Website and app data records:
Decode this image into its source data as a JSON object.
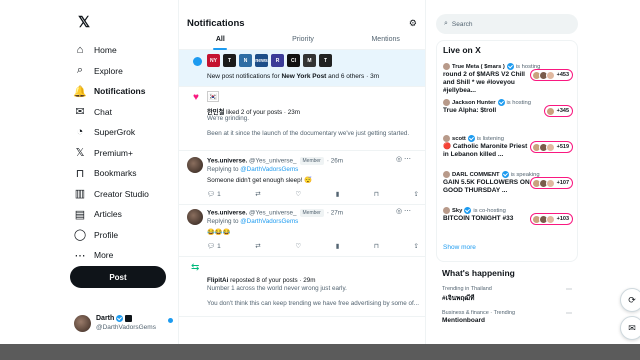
{
  "nav": {
    "items": [
      {
        "label": "Home",
        "icon": "home-icon",
        "glyph": "⌂"
      },
      {
        "label": "Explore",
        "icon": "search-icon",
        "glyph": "⌕"
      },
      {
        "label": "Notifications",
        "icon": "bell-icon",
        "glyph": "🔔"
      },
      {
        "label": "Chat",
        "icon": "chat-icon",
        "glyph": "✉"
      },
      {
        "label": "SuperGrok",
        "icon": "grok-icon",
        "glyph": "◔"
      },
      {
        "label": "Premium+",
        "icon": "premium-icon",
        "glyph": "𝕏"
      },
      {
        "label": "Bookmarks",
        "icon": "bookmark-icon",
        "glyph": "⊓"
      },
      {
        "label": "Creator Studio",
        "icon": "creator-studio-icon",
        "glyph": "▥"
      },
      {
        "label": "Articles",
        "icon": "articles-icon",
        "glyph": "▤"
      },
      {
        "label": "Profile",
        "icon": "profile-icon",
        "glyph": "◯"
      },
      {
        "label": "More",
        "icon": "more-icon",
        "glyph": "⋯"
      }
    ],
    "post_label": "Post",
    "profile": {
      "name": "Darth",
      "handle": "@DarthVadorsGems"
    }
  },
  "main": {
    "title": "Notifications",
    "tabs": [
      "All",
      "Priority",
      "Mentions"
    ],
    "new_posts": {
      "prefix": "New post notifications for ",
      "account": "New York Post",
      "suffix": " and 6 others · 3m",
      "avatar_colors": [
        "#c4122f",
        "#1a1a1a",
        "#2e6da4",
        "#1d4e89",
        "#3b3b98",
        "#111111",
        "#333333",
        "#222222"
      ],
      "avatar_labels": [
        "NY",
        "T",
        "N",
        "news",
        "R",
        "CI",
        "M",
        "T"
      ]
    },
    "like1": {
      "flag": "🇰🇷",
      "actor": "한민철",
      "action": " liked 2 of your posts · 23m",
      "line2": "We're grinding.",
      "line3": "Been at it since the launch of the documentary we've just getting started."
    },
    "reply1": {
      "name": "Yes.universe.",
      "handle": "@Yes_universe_",
      "badge": "Member",
      "time": "· 26m",
      "replying": "Replying to ",
      "replying_to": "@DarthVadorsGems",
      "text": "Someone didn't get enough sleep! 😴",
      "reply_count": "1"
    },
    "reply2": {
      "name": "Yes.universe.",
      "handle": "@Yes_universe_",
      "badge": "Member",
      "time": "· 27m",
      "replying": "Replying to ",
      "replying_to": "@DarthVadorsGems",
      "text": "😂😂😂",
      "reply_count": "1"
    },
    "repost1": {
      "actor": "FlipitAi",
      "action": " reposted 8 of your posts · 29m",
      "line2": "Number 1 across the world never wrong just early.",
      "line3": "You don't think this can keep trending we have free advertising by some of..."
    }
  },
  "right": {
    "search_placeholder": "Search",
    "live_title": "Live on X",
    "live": [
      {
        "host": "True Meta ( $mars )",
        "status": "is hosting",
        "text": "round 2 of $MARS V2 Chill and Shill * we #loveyou #jellybea...",
        "count": "+453"
      },
      {
        "host": "Jackson Hunter",
        "status": "is hosting",
        "text": "True Alpha: $troll",
        "count": "+345"
      },
      {
        "host": "scott",
        "status": "is listening",
        "text": "🔴 Catholic Maronite Priest in Lebanon killed ...",
        "count": "+519"
      },
      {
        "host": "DARL COMMENT",
        "status": "is speaking",
        "text": "GAIN 5.5K FOLLOWERS ON GOOD THURSDAY ...",
        "count": "+107"
      },
      {
        "host": "Sky",
        "status": "is co-hosting",
        "text": "BITCOIN TONIGHT #33",
        "count": "+103"
      }
    ],
    "show_more": "Show more",
    "happening_title": "What's happening",
    "trends": [
      {
        "meta": "Trending in Thailand",
        "name": "#เจินพฤฒีที"
      },
      {
        "meta": "Business & finance · Trending",
        "name": "Mentionboard"
      }
    ]
  },
  "colors": {
    "accent": "#1d9bf0",
    "like": "#f91880",
    "repost": "#00ba7c",
    "text": "#0f1419",
    "muted": "#536471"
  }
}
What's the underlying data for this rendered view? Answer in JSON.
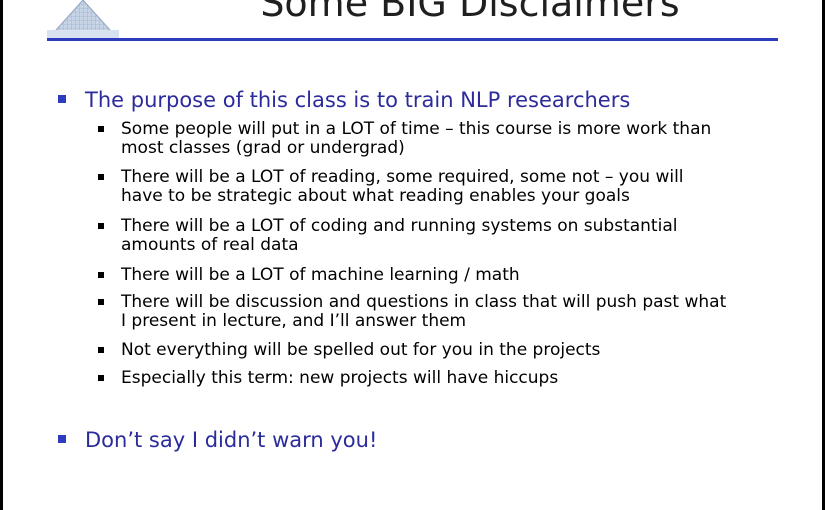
{
  "slide": {
    "title": "Some BIG Disclaimers",
    "bullets": [
      {
        "text": "The purpose of this class is to train NLP researchers",
        "sub": [
          "Some people will put in a LOT of time – this course is more work than\nmost classes (grad or undergrad)",
          "There will be a LOT of reading, some required, some not – you will\nhave to be strategic about what reading enables your goals",
          "There will be a LOT of coding and running systems on substantial\namounts of real data",
          "There will be a LOT of machine learning / math",
          "There will be discussion and questions in class that will push past what\nI present in lecture, and I’ll answer them",
          "Not everything will be spelled out for you in the projects",
          "Especially this term: new projects will have hiccups"
        ]
      },
      {
        "text": "Don’t say I didn’t warn you!",
        "sub": []
      }
    ]
  },
  "colors": {
    "accent": "#2f3bbd",
    "level1_text": "#2b2b9c"
  }
}
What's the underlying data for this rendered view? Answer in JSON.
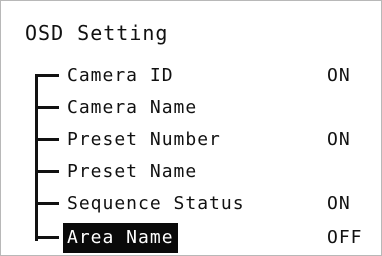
{
  "title": "OSD Setting",
  "items": [
    {
      "label": "Camera ID",
      "value": "ON"
    },
    {
      "label": "Camera Name",
      "value": ""
    },
    {
      "label": "Preset Number",
      "value": "ON"
    },
    {
      "label": "Preset Name",
      "value": ""
    },
    {
      "label": "Sequence Status",
      "value": "ON"
    },
    {
      "label": "Area Name",
      "value": "OFF",
      "selected": true
    }
  ],
  "colors": {
    "text": "#111111",
    "highlight_bg": "#0a0a0a",
    "highlight_text": "#ffffff"
  }
}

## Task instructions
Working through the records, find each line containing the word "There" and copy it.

## Finished task
          "There will be a LOT of reading, some required, some not – you will\nhave to be strategic about what reading enables your goals",
          "There will be a LOT of coding and running systems on substantial\namounts of real data",
          "There will be a LOT of machine learning / math",
          "There will be discussion and questions in class that will push past what\nI present in lecture, and I’ll answer them",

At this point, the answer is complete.